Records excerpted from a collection
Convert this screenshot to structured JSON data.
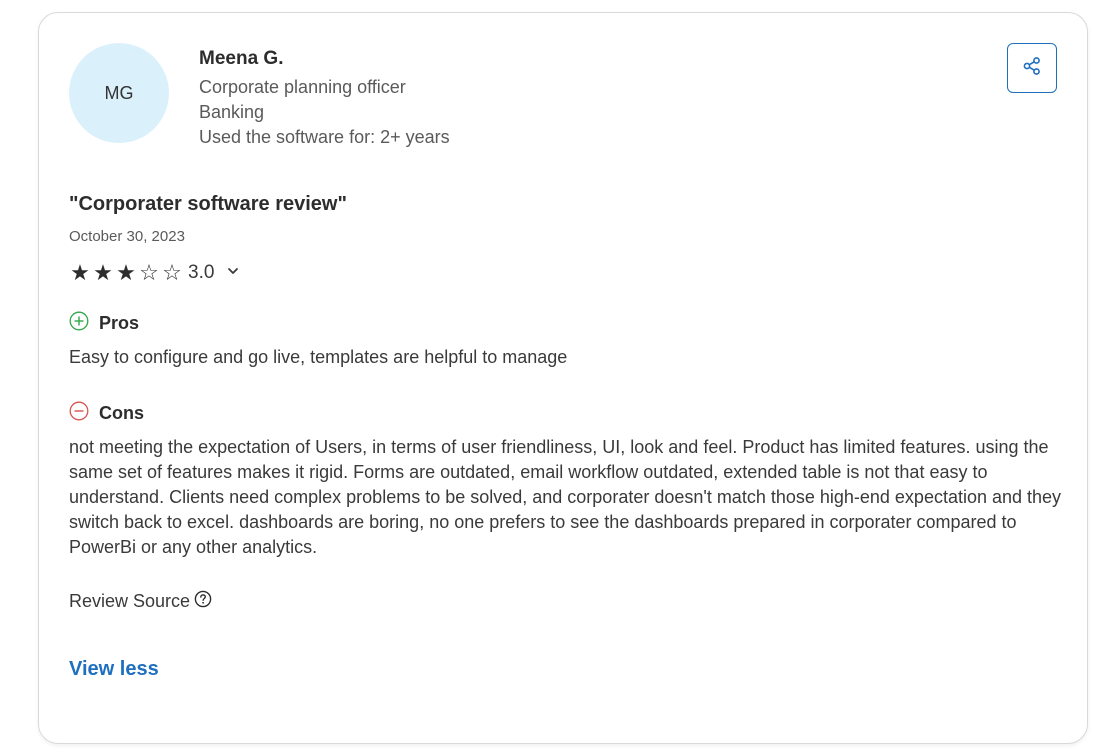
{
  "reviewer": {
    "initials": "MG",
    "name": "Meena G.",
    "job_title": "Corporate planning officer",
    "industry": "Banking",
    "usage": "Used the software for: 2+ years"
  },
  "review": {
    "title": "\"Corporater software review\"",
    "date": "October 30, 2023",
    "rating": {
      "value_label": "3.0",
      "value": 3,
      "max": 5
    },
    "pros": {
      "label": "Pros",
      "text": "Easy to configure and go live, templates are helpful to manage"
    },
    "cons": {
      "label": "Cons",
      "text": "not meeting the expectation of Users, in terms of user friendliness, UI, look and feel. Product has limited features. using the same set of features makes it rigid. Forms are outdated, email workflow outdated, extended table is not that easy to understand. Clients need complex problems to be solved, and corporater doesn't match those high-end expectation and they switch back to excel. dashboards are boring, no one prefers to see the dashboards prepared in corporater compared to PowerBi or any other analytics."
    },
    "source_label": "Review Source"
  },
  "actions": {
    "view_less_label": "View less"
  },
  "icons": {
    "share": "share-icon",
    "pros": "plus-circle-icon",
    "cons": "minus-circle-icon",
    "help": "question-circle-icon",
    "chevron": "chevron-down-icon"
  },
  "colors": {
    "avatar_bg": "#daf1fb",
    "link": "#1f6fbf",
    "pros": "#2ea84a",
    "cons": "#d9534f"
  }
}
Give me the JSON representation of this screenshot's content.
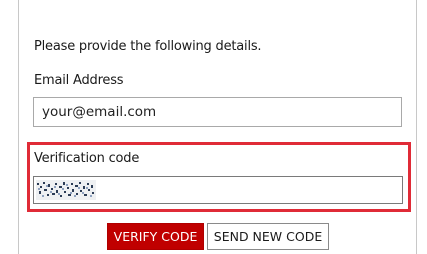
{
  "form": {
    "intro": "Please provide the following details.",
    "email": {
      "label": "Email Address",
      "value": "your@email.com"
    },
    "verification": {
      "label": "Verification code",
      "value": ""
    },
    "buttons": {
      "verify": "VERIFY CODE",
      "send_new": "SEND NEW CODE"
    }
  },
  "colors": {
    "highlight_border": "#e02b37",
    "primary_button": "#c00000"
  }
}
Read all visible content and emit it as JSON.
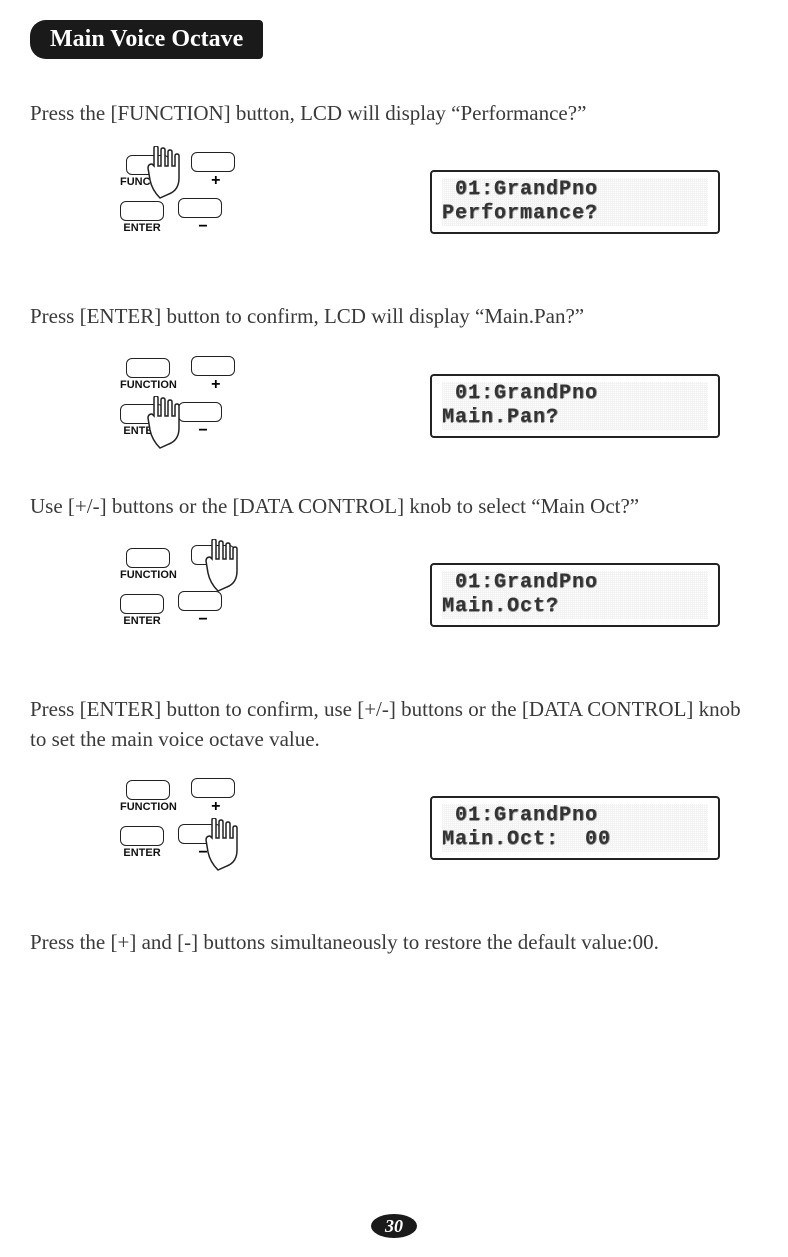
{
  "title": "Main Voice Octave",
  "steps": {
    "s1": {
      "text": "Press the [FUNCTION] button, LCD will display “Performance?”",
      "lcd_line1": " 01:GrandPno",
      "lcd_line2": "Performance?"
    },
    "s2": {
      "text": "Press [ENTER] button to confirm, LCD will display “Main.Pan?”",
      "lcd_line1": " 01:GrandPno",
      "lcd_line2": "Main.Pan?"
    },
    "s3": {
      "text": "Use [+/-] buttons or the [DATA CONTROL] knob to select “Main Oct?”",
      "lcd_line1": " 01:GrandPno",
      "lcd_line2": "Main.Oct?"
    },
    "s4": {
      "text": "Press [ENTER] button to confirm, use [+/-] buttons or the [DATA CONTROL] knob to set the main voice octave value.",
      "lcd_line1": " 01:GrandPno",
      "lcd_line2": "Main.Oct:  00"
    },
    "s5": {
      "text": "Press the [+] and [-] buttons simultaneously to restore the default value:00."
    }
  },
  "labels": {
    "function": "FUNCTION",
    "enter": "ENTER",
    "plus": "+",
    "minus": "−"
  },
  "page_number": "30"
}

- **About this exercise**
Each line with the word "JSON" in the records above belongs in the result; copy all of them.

- **Result for this task**
Convert this screenshot to structured JSON data.
Give me the JSON representation of this screenshot's content.
Read all visible content and emit it as JSON.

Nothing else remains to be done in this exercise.